#### TASK DETAILS:
Check each line below for the word "duration", then please report how many lines have it and nothing more.

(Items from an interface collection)

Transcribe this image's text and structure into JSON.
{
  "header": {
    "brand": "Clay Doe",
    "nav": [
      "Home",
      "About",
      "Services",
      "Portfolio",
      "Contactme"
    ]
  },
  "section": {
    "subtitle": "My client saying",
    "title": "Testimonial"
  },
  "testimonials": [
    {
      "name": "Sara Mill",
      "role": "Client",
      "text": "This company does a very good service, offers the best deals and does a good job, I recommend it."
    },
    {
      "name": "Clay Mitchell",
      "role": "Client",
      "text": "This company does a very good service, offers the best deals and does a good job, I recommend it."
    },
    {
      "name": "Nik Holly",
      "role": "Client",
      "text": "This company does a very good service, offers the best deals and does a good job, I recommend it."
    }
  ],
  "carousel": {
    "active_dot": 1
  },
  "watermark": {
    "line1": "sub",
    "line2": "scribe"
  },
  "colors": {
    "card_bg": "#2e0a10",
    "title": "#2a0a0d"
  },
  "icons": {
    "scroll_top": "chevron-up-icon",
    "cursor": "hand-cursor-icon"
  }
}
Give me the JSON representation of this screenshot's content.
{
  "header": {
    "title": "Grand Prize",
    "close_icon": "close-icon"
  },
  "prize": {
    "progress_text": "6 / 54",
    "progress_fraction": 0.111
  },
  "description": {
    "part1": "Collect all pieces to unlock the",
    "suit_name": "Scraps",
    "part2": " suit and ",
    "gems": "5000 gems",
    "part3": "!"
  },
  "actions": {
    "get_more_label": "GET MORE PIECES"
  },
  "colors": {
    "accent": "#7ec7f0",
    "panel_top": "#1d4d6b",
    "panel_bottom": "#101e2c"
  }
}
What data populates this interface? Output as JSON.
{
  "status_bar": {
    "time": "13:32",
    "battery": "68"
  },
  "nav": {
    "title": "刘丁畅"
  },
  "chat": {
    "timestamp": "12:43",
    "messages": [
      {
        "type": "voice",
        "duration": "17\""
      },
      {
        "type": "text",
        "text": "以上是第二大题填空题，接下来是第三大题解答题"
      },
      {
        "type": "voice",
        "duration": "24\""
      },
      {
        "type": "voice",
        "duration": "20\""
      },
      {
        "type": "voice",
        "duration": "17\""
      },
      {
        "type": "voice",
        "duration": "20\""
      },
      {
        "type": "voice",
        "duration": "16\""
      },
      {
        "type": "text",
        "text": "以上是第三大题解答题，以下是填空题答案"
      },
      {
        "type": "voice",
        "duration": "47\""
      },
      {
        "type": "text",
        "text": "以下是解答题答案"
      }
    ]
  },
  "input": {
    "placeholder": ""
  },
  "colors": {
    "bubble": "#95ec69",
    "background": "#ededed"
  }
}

#### YOUR RESPONSE:
7